Arab Emirates, Somalia and Kenya.
He added that pledges had been made to help fund costs the might be incurred during the process.
Hassan said: ‘Nim’an’s mother, Run Aw Daahir Mohamed, died in 1994,
when he was six years old, in Hargeisa and so he had lost both parents.
‘The family of his mother were nomads and farmers in the Gabiley
district and his grandmother and grandfather were alive at the time.
‘He was once taken to a rural area to help his mother’s family keep a few head of cattle but soon his grandmother died.’
He said Nim’an’s grandfather then took him to an orphanage centre in Hargeisa.
Hassan added: ‘After the death of his grandfather, the young boy
suffered and left the orphanage and became a street child, totally
neglected. He became a shoe polisher.’
He added: ‘After 2007, Nim’an joined Hargeisa buses for whom he became car washer and also a conductor.
‘He took the driving licence in 2011 and also married 21-year- old Ma’aruf Ahmed Mohamed, who is a Somali-Ethiopian.’
Nim’an is asking the British Government to grant him and his wife British citizenship. They have no children, said Hassan.
It has come to light this week that Nim’an and his supporters have
been pressing his case with the British authorities for a number of
Mark Jones, the London-based chief executive of the Horn of Africa
Business Association, had written to his local MP, Heidi Alexander, in
2011, raising concerns about Nim’an.

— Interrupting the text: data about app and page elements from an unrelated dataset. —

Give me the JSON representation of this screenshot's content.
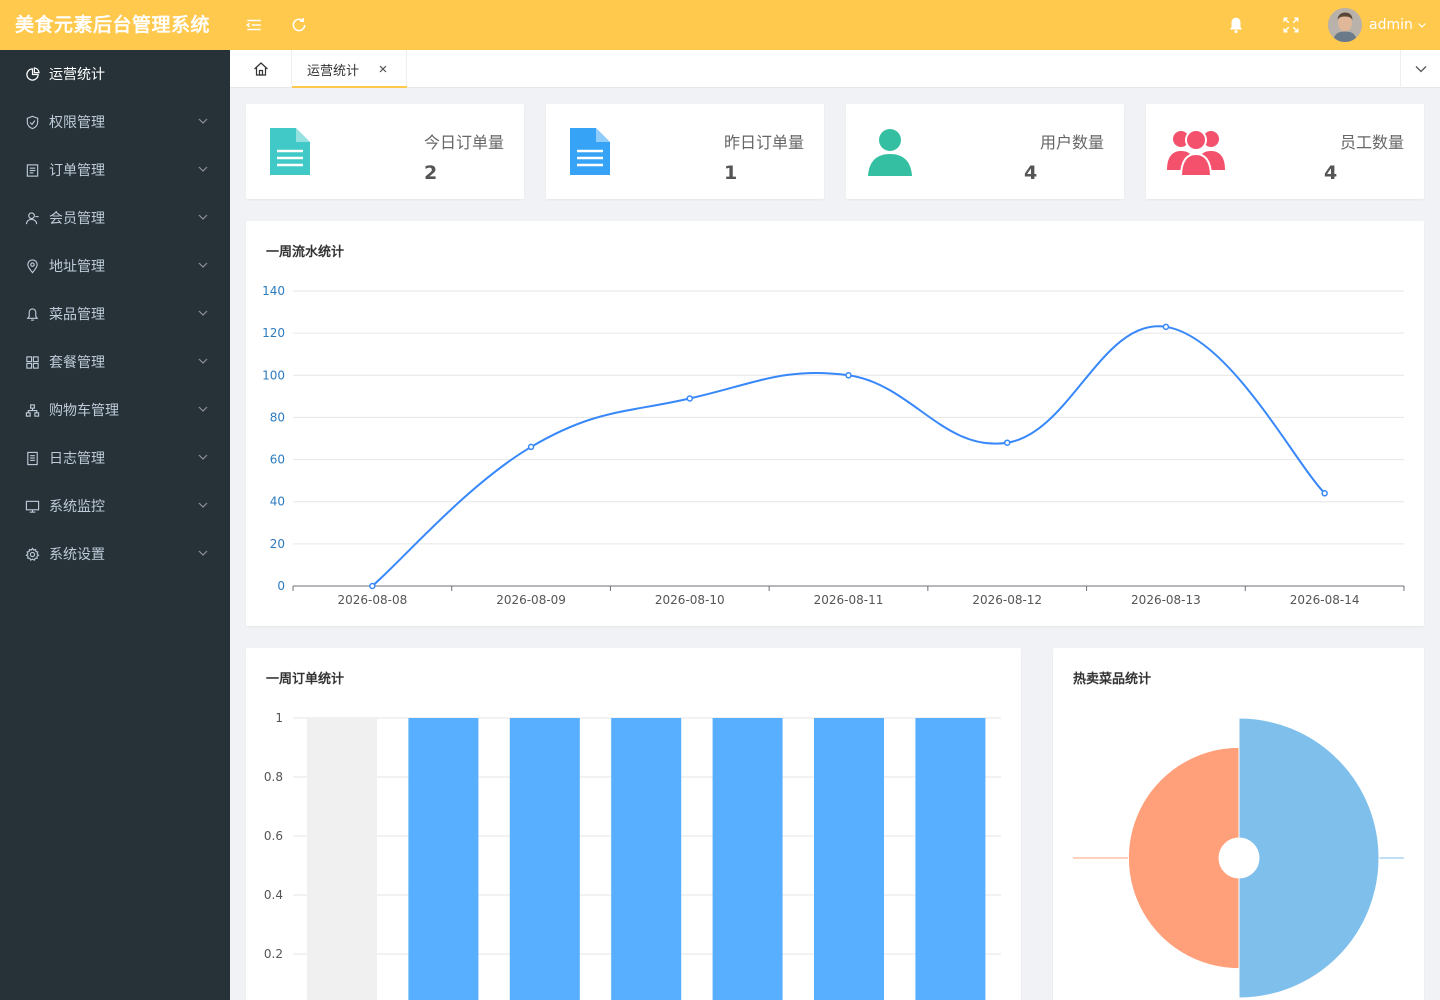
{
  "app": {
    "title": "美食元素后台管理系统"
  },
  "header": {
    "user_name": "admin",
    "icons": [
      "menu-fold-icon",
      "refresh-icon",
      "bell-icon",
      "fullscreen-icon",
      "avatar",
      "chevron-down-icon"
    ]
  },
  "sidebar": {
    "items": [
      {
        "label": "运营统计",
        "icon": "pie-chart-icon",
        "active": true
      },
      {
        "label": "权限管理",
        "icon": "shield-icon"
      },
      {
        "label": "订单管理",
        "icon": "list-icon"
      },
      {
        "label": "会员管理",
        "icon": "user-icon"
      },
      {
        "label": "地址管理",
        "icon": "location-icon"
      },
      {
        "label": "菜品管理",
        "icon": "bell-icon"
      },
      {
        "label": "套餐管理",
        "icon": "grid-icon"
      },
      {
        "label": "购物车管理",
        "icon": "org-chart-icon"
      },
      {
        "label": "日志管理",
        "icon": "document-icon"
      },
      {
        "label": "系统监控",
        "icon": "monitor-icon"
      },
      {
        "label": "系统设置",
        "icon": "gear-icon"
      }
    ]
  },
  "tabs": {
    "items": [
      {
        "label": "运营统计"
      }
    ]
  },
  "stats": [
    {
      "label": "今日订单量",
      "value": "2",
      "icon": "document-icon",
      "color": "#40c9c6"
    },
    {
      "label": "昨日订单量",
      "value": "1",
      "icon": "document-icon",
      "color": "#36a3f7"
    },
    {
      "label": "用户数量",
      "value": "4",
      "icon": "user-icon",
      "color": "#34bfa3"
    },
    {
      "label": "员工数量",
      "value": "4",
      "icon": "team-icon",
      "color": "#f4516c"
    }
  ],
  "panels": {
    "revenue_title": "一周流水统计",
    "orders_title": "一周订单统计",
    "hot_title": "热卖菜品统计"
  },
  "chart_data": [
    {
      "type": "line",
      "title": "一周流水统计",
      "x": [
        "2026-08-08",
        "2026-08-09",
        "2026-08-10",
        "2026-08-11",
        "2026-08-12",
        "2026-08-13",
        "2026-08-14"
      ],
      "values": [
        0,
        66,
        89,
        100,
        68,
        123,
        44
      ],
      "ylim": [
        0,
        140
      ],
      "yticks": [
        0,
        20,
        40,
        60,
        80,
        100,
        120,
        140
      ],
      "color": "#3888fa",
      "grid": true
    },
    {
      "type": "bar",
      "title": "一周订单统计",
      "values": [
        0,
        1,
        1,
        1,
        1,
        1,
        1
      ],
      "ylim": [
        0,
        1
      ],
      "yticks": [
        "1",
        "0.8",
        "0.6",
        "0.4",
        "0.2"
      ],
      "color": "#58afff",
      "background_color": "#f0f0f0",
      "grid": true
    },
    {
      "type": "pie",
      "title": "热卖菜品统计",
      "style": "rose",
      "slices": [
        {
          "value": 1.0,
          "color": "#7ebfec"
        },
        {
          "value": 0.79,
          "color": "#ffa07a"
        }
      ]
    }
  ]
}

Ms Alexander in turn raised the issue with the Foreign and Commonwealth Office.
Henry Bellingham MP, who was Minister for Africa, the UN, Overseas Terrorities and Conflict Issues at the time, responded.
A copy of the letter sent to Mr Jones via Ms Alexander has been sent to us.
In it, Mr Bellingham said: ‘I am sorry to learn of the difficulties
Mr Brian Bowden’s family has faced over the past twenty years. The
decision in December 1990 to evacuate British nationals from Somalia was
made out of concern for the safety of British people in Somalia and was
not taken lightly.
‘Our records indicate that only one British national chose to go
against the advice and remain in Somalia. Mr Bowden’s decision not to
leave the country was a personal one and went against the advice of the
British Government; he would have been aware of the risks of staying.’
Mr Bellingham added that it was ‘difficult to say whether Mr
Bowden’s family would qualify as British citizens without assessing all
the evidence available’ and suggested they contact the UK Border Agency.
As we reported last week, Aidan Hartley, former Reuters journalist,
author and correspondent for Channel 4’s Unreported World, met Mr Bowden
shortly after the embassy was evacuated in January 1991.
Mr Hartley recalled a conversation with an official at the British
High Commission in neighbouring Kenya in his book The Zanzibar Chest.
In it he wrote: ‘I asked why the British were doing nothing to help
him. The diplomat explained that under Government regulations, a
citizen must cover the cost of his own repatriation, even from a war
‘Bowden was destitute... and he had a black Somali wife and five
children. The Government could not under these circumstances evacuate
either Bowden or his large mixed-race family.’
The BBC also reported at the time that, in an interview shortly
before his death, Mr Bowden said he had stayed behind because his wife
was a Somali and he did not have enough money for a flight to the UK.
Nim’an’s supporters have since 2011 been gathering more evidence to
support his claim, including searching publicly available family
They obtained a copy of Brian Bowden’s birth certificate earlier
this year, showing he was born on June 27, 1928, at Prospect House, Horn
His father was William Thomas Bowden, a labourer, and his mother Rita Leah Kate Bowden, nee Lidstone.
The supporters, who have sought advice from a major UK charity, now
hope people who knew Brian or are related to him will come forward.
If you knew Brian Bowden, please email stuart.nuttall@ tindlenews.co.uk or telephone 01548 856353.